(EXERCISE INPUT Opens)

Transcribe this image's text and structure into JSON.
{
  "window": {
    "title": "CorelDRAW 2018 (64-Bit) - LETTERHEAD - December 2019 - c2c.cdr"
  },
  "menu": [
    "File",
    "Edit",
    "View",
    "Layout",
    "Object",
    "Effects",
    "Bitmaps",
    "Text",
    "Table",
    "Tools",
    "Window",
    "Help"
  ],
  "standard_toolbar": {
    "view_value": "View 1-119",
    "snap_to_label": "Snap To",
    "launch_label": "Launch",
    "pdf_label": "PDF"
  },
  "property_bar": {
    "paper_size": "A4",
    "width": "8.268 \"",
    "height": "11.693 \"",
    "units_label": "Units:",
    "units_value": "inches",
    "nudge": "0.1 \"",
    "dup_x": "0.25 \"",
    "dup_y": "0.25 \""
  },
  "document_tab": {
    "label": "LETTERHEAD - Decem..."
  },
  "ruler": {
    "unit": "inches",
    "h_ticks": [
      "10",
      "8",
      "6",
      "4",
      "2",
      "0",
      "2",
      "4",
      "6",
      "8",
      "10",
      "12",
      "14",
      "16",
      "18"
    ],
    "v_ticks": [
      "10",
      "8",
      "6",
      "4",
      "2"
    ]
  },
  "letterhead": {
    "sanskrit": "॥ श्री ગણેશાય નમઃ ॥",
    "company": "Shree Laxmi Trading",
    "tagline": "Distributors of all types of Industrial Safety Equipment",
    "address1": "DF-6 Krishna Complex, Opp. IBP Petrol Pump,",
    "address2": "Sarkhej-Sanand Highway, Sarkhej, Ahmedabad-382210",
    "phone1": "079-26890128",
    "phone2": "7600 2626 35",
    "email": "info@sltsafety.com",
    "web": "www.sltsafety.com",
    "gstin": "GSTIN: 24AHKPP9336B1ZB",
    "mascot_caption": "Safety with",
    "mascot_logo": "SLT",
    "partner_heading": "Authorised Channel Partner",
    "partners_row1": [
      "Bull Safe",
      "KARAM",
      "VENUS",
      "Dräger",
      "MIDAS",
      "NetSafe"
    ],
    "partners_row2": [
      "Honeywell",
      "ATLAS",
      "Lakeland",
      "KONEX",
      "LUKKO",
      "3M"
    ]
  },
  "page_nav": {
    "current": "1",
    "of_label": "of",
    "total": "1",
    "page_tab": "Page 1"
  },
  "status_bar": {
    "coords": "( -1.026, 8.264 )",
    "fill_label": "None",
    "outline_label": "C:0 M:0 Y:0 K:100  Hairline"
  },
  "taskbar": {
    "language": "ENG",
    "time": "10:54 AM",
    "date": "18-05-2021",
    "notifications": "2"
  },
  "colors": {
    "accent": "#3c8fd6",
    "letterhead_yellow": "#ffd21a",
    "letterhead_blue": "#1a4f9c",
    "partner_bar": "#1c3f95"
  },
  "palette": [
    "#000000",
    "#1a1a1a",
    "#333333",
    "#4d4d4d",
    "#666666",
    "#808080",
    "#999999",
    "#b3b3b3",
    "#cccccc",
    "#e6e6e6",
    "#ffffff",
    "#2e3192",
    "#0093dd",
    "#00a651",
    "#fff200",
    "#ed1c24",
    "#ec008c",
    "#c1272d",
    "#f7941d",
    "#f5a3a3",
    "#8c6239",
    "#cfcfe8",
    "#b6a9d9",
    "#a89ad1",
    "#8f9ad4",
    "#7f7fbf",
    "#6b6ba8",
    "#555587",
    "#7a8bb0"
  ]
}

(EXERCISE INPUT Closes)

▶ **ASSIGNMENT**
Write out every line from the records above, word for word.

▶ **ANSWER TO THE PROBLEM**
Transcribe this image's text and structure into JSON.
{
  "window": {
    "title": "CorelDRAW 2018 (64-Bit) - LETTERHEAD - December 2019 - c2c.cdr"
  },
  "menu": [
    "File",
    "Edit",
    "View",
    "Layout",
    "Object",
    "Effects",
    "Bitmaps",
    "Text",
    "Table",
    "Tools",
    "Window",
    "Help"
  ],
  "standard_toolbar": {
    "view_value": "View 1-119",
    "snap_to_label": "Snap To",
    "launch_label": "Launch",
    "pdf_label": "PDF"
  },
  "property_bar": {
    "paper_size": "A4",
    "width": "8.268 \"",
    "height": "11.693 \"",
    "units_label": "Units:",
    "units_value": "inches",
    "nudge": "0.1 \"",
    "dup_x": "0.25 \"",
    "dup_y": "0.25 \""
  },
  "document_tab": {
    "label": "LETTERHEAD - Decem..."
  },
  "ruler": {
    "unit": "inches",
    "h_ticks": [
      "10",
      "8",
      "6",
      "4",
      "2",
      "0",
      "2",
      "4",
      "6",
      "8",
      "10",
      "12",
      "14",
      "16",
      "18"
    ],
    "v_ticks": [
      "10",
      "8",
      "6",
      "4",
      "2"
    ]
  },
  "letterhead": {
    "sanskrit": "॥ श्री ગણેશાય નમઃ ॥",
    "company": "Shree Laxmi Trading",
    "tagline": "Distributors of all types of Industrial Safety Equipment",
    "address1": "DF-6 Krishna Complex, Opp. IBP Petrol Pump,",
    "address2": "Sarkhej-Sanand Highway, Sarkhej, Ahmedabad-382210",
    "phone1": "079-26890128",
    "phone2": "7600 2626 35",
    "email": "info@sltsafety.com",
    "web": "www.sltsafety.com",
    "gstin": "GSTIN: 24AHKPP9336B1ZB",
    "mascot_caption": "Safety with",
    "mascot_logo": "SLT",
    "partner_heading": "Authorised Channel Partner",
    "partners_row1": [
      "Bull Safe",
      "KARAM",
      "VENUS",
      "Dräger",
      "MIDAS",
      "NetSafe"
    ],
    "partners_row2": [
      "Honeywell",
      "ATLAS",
      "Lakeland",
      "KONEX",
      "LUKKO",
      "3M"
    ]
  },
  "page_nav": {
    "current": "1",
    "of_label": "of",
    "total": "1",
    "page_tab": "Page 1"
  },
  "status_bar": {
    "coords": "( -1.026, 8.264 )",
    "fill_label": "None",
    "outline_label": "C:0 M:0 Y:0 K:100  Hairline"
  },
  "taskbar": {
    "language": "ENG",
    "time": "10:54 AM",
    "date": "18-05-2021",
    "notifications": "2"
  },
  "colors": {
    "accent": "#3c8fd6",
    "letterhead_yellow": "#ffd21a",
    "letterhead_blue": "#1a4f9c",
    "partner_bar": "#1c3f95"
  },
  "palette": [
    "#000000",
    "#1a1a1a",
    "#333333",
    "#4d4d4d",
    "#666666",
    "#808080",
    "#999999",
    "#b3b3b3",
    "#cccccc",
    "#e6e6e6",
    "#ffffff",
    "#2e3192",
    "#0093dd",
    "#00a651",
    "#fff200",
    "#ed1c24",
    "#ec008c",
    "#c1272d",
    "#f7941d",
    "#f5a3a3",
    "#8c6239",
    "#cfcfe8",
    "#b6a9d9",
    "#a89ad1",
    "#8f9ad4",
    "#7f7fbf",
    "#6b6ba8",
    "#555587",
    "#7a8bb0"
  ]
}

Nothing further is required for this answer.